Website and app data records
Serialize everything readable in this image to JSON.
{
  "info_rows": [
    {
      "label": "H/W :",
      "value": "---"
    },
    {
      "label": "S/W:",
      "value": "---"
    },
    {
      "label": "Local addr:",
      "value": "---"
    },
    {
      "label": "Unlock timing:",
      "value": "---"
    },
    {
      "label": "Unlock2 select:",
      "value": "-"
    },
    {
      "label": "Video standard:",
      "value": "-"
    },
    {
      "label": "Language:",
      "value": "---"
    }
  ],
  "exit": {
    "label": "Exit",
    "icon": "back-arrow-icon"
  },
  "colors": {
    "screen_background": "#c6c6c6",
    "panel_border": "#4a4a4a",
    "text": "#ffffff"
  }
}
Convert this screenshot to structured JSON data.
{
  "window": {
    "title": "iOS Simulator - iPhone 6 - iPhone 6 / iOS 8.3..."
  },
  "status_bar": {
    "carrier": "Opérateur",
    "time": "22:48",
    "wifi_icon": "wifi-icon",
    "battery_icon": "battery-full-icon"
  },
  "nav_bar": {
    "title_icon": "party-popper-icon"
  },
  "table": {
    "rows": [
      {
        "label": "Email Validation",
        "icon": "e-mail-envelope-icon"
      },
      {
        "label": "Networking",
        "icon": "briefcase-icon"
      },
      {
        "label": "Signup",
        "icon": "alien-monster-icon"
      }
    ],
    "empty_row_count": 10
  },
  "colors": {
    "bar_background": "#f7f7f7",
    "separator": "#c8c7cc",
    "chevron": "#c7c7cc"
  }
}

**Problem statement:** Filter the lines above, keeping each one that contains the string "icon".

**Task response:**
    "icon": "back-arrow-icon"
    "wifi_icon": "wifi-icon",
    "battery_icon": "battery-full-icon"
    "title_icon": "party-popper-icon"
        "icon": "e-mail-envelope-icon"
        "icon": "briefcase-icon"
        "icon": "alien-monster-icon"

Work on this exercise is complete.